# YOUR ASSIGNMENT
Each entry below must appear in the answer exactly as written.

# GIVEN DATA
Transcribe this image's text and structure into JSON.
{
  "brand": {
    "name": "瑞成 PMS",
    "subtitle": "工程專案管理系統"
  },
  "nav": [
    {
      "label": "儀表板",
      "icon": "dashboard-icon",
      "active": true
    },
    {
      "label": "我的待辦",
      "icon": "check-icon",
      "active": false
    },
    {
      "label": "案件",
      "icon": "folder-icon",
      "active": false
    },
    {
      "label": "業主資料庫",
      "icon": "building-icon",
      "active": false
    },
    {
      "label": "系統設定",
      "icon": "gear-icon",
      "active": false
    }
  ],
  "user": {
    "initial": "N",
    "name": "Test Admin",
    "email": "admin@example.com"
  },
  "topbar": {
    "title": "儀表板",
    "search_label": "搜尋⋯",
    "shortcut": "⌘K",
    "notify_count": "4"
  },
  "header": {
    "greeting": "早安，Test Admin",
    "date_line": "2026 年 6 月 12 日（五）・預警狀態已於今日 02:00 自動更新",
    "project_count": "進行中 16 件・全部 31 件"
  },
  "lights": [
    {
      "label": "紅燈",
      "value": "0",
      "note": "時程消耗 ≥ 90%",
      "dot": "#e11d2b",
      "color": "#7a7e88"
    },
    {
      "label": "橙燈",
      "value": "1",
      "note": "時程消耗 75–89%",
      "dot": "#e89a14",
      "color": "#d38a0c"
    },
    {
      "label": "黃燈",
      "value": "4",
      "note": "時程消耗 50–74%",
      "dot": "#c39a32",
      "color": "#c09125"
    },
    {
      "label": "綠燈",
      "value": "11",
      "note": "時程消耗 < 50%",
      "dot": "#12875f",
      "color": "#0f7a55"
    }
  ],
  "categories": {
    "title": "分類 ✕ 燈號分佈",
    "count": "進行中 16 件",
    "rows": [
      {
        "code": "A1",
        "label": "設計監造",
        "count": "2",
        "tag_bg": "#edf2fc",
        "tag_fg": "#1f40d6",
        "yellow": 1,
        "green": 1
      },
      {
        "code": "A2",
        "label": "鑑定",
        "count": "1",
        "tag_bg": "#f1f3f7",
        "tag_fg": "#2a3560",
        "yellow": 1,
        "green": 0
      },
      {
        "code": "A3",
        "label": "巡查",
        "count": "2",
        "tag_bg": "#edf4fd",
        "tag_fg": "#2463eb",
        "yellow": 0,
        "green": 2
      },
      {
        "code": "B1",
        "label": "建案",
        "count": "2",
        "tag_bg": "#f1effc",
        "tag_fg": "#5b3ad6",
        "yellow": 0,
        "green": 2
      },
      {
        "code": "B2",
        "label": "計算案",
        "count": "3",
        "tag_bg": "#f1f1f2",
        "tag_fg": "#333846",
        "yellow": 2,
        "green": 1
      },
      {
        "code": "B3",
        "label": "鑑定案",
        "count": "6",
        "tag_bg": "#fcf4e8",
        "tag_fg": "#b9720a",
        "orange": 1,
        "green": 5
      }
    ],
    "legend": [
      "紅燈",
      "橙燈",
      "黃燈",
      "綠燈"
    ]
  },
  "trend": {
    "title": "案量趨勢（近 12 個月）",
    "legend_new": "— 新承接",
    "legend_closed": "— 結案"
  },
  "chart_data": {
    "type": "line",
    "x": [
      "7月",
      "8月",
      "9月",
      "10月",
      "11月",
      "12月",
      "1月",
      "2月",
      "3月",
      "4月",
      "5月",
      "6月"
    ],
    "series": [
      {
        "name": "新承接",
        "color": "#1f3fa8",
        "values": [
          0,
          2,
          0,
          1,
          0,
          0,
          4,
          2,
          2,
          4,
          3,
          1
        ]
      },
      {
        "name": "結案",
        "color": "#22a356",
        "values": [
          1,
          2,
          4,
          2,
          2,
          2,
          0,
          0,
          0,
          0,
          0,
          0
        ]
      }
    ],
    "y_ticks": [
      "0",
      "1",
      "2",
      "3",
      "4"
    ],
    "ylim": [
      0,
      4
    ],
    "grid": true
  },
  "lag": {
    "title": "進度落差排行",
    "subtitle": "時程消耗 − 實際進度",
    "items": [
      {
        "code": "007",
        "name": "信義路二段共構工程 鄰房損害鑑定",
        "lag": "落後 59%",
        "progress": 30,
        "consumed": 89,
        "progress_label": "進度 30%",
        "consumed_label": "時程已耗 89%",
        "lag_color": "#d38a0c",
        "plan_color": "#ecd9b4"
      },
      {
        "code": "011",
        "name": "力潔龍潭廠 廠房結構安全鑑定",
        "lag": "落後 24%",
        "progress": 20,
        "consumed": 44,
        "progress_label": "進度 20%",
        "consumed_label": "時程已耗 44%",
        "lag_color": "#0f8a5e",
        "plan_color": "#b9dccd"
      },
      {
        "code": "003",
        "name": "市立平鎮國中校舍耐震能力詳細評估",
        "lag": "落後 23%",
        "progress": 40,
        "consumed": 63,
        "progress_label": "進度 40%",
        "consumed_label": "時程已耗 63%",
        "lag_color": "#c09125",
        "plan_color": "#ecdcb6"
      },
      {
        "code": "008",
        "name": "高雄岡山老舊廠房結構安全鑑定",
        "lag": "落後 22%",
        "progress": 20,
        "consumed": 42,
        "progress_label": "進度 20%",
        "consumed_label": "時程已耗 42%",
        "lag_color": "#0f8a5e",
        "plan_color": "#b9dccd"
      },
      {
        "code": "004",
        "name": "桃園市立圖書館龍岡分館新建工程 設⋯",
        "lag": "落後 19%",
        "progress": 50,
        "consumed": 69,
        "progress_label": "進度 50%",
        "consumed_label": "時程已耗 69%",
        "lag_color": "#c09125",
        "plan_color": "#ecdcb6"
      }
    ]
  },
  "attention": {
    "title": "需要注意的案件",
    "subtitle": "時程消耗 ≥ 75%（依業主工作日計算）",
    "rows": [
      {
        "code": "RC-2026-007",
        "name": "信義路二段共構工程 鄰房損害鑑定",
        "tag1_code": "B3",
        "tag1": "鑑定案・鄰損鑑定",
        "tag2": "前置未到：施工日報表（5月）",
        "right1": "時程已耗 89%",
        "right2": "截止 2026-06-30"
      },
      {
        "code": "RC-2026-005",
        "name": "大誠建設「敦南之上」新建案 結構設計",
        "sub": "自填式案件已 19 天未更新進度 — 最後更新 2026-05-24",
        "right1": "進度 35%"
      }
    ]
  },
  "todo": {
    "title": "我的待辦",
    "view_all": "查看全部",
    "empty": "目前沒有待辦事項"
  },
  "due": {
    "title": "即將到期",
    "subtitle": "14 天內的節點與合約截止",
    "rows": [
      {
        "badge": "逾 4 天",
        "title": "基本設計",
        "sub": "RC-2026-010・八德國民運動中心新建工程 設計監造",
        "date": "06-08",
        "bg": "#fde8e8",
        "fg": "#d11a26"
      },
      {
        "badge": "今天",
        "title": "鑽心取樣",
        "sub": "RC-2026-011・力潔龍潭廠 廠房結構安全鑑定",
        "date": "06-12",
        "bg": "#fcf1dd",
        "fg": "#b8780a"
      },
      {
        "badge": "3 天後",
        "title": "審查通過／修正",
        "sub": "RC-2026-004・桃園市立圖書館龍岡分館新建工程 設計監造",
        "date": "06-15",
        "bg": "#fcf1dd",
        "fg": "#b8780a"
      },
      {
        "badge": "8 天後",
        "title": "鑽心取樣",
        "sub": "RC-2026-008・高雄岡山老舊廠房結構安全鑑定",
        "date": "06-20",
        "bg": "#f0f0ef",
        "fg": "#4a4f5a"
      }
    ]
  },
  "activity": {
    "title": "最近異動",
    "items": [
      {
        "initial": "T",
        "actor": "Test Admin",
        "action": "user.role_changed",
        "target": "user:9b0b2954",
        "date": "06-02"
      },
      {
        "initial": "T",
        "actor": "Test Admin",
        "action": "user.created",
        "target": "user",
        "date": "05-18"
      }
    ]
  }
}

# SOLUTION FOR THIS TASK
Transcribe this image's text and structure into JSON.
{
  "brand": {
    "name": "瑞成 PMS",
    "subtitle": "工程專案管理系統"
  },
  "nav": [
    {
      "label": "儀表板",
      "icon": "dashboard-icon",
      "active": true
    },
    {
      "label": "我的待辦",
      "icon": "check-icon",
      "active": false
    },
    {
      "label": "案件",
      "icon": "folder-icon",
      "active": false
    },
    {
      "label": "業主資料庫",
      "icon": "building-icon",
      "active": false
    },
    {
      "label": "系統設定",
      "icon": "gear-icon",
      "active": false
    }
  ],
  "user": {
    "initial": "N",
    "name": "Test Admin",
    "email": "admin@example.com"
  },
  "topbar": {
    "title": "儀表板",
    "search_label": "搜尋⋯",
    "shortcut": "⌘K",
    "notify_count": "4"
  },
  "header": {
    "greeting": "早安，Test Admin",
    "date_line": "2026 年 6 月 12 日（五）・預警狀態已於今日 02:00 自動更新",
    "project_count": "進行中 16 件・全部 31 件"
  },
  "lights": [
    {
      "label": "紅燈",
      "value": "0",
      "note": "時程消耗 ≥ 90%",
      "dot": "#e11d2b",
      "color": "#7a7e88"
    },
    {
      "label": "橙燈",
      "value": "1",
      "note": "時程消耗 75–89%",
      "dot": "#e89a14",
      "color": "#d38a0c"
    },
    {
      "label": "黃燈",
      "value": "4",
      "note": "時程消耗 50–74%",
      "dot": "#c39a32",
      "color": "#c09125"
    },
    {
      "label": "綠燈",
      "value": "11",
      "note": "時程消耗 < 50%",
      "dot": "#12875f",
      "color": "#0f7a55"
    }
  ],
  "categories": {
    "title": "分類 ✕ 燈號分佈",
    "count": "進行中 16 件",
    "rows": [
      {
        "code": "A1",
        "label": "設計監造",
        "count": "2",
        "tag_bg": "#edf2fc",
        "tag_fg": "#1f40d6",
        "yellow": 1,
        "green": 1
      },
      {
        "code": "A2",
        "label": "鑑定",
        "count": "1",
        "tag_bg": "#f1f3f7",
        "tag_fg": "#2a3560",
        "yellow": 1,
        "green": 0
      },
      {
        "code": "A3",
        "label": "巡查",
        "count": "2",
        "tag_bg": "#edf4fd",
        "tag_fg": "#2463eb",
        "yellow": 0,
        "green": 2
      },
      {
        "code": "B1",
        "label": "建案",
        "count": "2",
        "tag_bg": "#f1effc",
        "tag_fg": "#5b3ad6",
        "yellow": 0,
        "green": 2
      },
      {
        "code": "B2",
        "label": "計算案",
        "count": "3",
        "tag_bg": "#f1f1f2",
        "tag_fg": "#333846",
        "yellow": 2,
        "green": 1
      },
      {
        "code": "B3",
        "label": "鑑定案",
        "count": "6",
        "tag_bg": "#fcf4e8",
        "tag_fg": "#b9720a",
        "orange": 1,
        "green": 5
      }
    ],
    "legend": [
      "紅燈",
      "橙燈",
      "黃燈",
      "綠燈"
    ]
  },
  "trend": {
    "title": "案量趨勢（近 12 個月）",
    "legend_new": "— 新承接",
    "legend_closed": "— 結案"
  },
  "chart_data": {
    "type": "line",
    "x": [
      "7月",
      "8月",
      "9月",
      "10月",
      "11月",
      "12月",
      "1月",
      "2月",
      "3月",
      "4月",
      "5月",
      "6月"
    ],
    "series": [
      {
        "name": "新承接",
        "color": "#1f3fa8",
        "values": [
          0,
          2,
          0,
          1,
          0,
          0,
          4,
          2,
          2,
          4,
          3,
          1
        ]
      },
      {
        "name": "結案",
        "color": "#22a356",
        "values": [
          1,
          2,
          4,
          2,
          2,
          2,
          0,
          0,
          0,
          0,
          0,
          0
        ]
      }
    ],
    "y_ticks": [
      "0",
      "1",
      "2",
      "3",
      "4"
    ],
    "ylim": [
      0,
      4
    ],
    "grid": true
  },
  "lag": {
    "title": "進度落差排行",
    "subtitle": "時程消耗 − 實際進度",
    "items": [
      {
        "code": "007",
        "name": "信義路二段共構工程 鄰房損害鑑定",
        "lag": "落後 59%",
        "progress": 30,
        "consumed": 89,
        "progress_label": "進度 30%",
        "consumed_label": "時程已耗 89%",
        "lag_color": "#d38a0c",
        "plan_color": "#ecd9b4"
      },
      {
        "code": "011",
        "name": "力潔龍潭廠 廠房結構安全鑑定",
        "lag": "落後 24%",
        "progress": 20,
        "consumed": 44,
        "progress_label": "進度 20%",
        "consumed_label": "時程已耗 44%",
        "lag_color": "#0f8a5e",
        "plan_color": "#b9dccd"
      },
      {
        "code": "003",
        "name": "市立平鎮國中校舍耐震能力詳細評估",
        "lag": "落後 23%",
        "progress": 40,
        "consumed": 63,
        "progress_label": "進度 40%",
        "consumed_label": "時程已耗 63%",
        "lag_color": "#c09125",
        "plan_color": "#ecdcb6"
      },
      {
        "code": "008",
        "name": "高雄岡山老舊廠房結構安全鑑定",
        "lag": "落後 22%",
        "progress": 20,
        "consumed": 42,
        "progress_label": "進度 20%",
        "consumed_label": "時程已耗 42%",
        "lag_color": "#0f8a5e",
        "plan_color": "#b9dccd"
      },
      {
        "code": "004",
        "name": "桃園市立圖書館龍岡分館新建工程 設⋯",
        "lag": "落後 19%",
        "progress": 50,
        "consumed": 69,
        "progress_label": "進度 50%",
        "consumed_label": "時程已耗 69%",
        "lag_color": "#c09125",
        "plan_color": "#ecdcb6"
      }
    ]
  },
  "attention": {
    "title": "需要注意的案件",
    "subtitle": "時程消耗 ≥ 75%（依業主工作日計算）",
    "rows": [
      {
        "code": "RC-2026-007",
        "name": "信義路二段共構工程 鄰房損害鑑定",
        "tag1_code": "B3",
        "tag1": "鑑定案・鄰損鑑定",
        "tag2": "前置未到：施工日報表（5月）",
        "right1": "時程已耗 89%",
        "right2": "截止 2026-06-30"
      },
      {
        "code": "RC-2026-005",
        "name": "大誠建設「敦南之上」新建案 結構設計",
        "sub": "自填式案件已 19 天未更新進度 — 最後更新 2026-05-24",
        "right1": "進度 35%"
      }
    ]
  },
  "todo": {
    "title": "我的待辦",
    "view_all": "查看全部",
    "empty": "目前沒有待辦事項"
  },
  "due": {
    "title": "即將到期",
    "subtitle": "14 天內的節點與合約截止",
    "rows": [
      {
        "badge": "逾 4 天",
        "title": "基本設計",
        "sub": "RC-2026-010・八德國民運動中心新建工程 設計監造",
        "date": "06-08",
        "bg": "#fde8e8",
        "fg": "#d11a26"
      },
      {
        "badge": "今天",
        "title": "鑽心取樣",
        "sub": "RC-2026-011・力潔龍潭廠 廠房結構安全鑑定",
        "date": "06-12",
        "bg": "#fcf1dd",
        "fg": "#b8780a"
      },
      {
        "badge": "3 天後",
        "title": "審查通過／修正",
        "sub": "RC-2026-004・桃園市立圖書館龍岡分館新建工程 設計監造",
        "date": "06-15",
        "bg": "#fcf1dd",
        "fg": "#b8780a"
      },
      {
        "badge": "8 天後",
        "title": "鑽心取樣",
        "sub": "RC-2026-008・高雄岡山老舊廠房結構安全鑑定",
        "date": "06-20",
        "bg": "#f0f0ef",
        "fg": "#4a4f5a"
      }
    ]
  },
  "activity": {
    "title": "最近異動",
    "items": [
      {
        "initial": "T",
        "actor": "Test Admin",
        "action": "user.role_changed",
        "target": "user:9b0b2954",
        "date": "06-02"
      },
      {
        "initial": "T",
        "actor": "Test Admin",
        "action": "user.created",
        "target": "user",
        "date": "05-18"
      }
    ]
  }
}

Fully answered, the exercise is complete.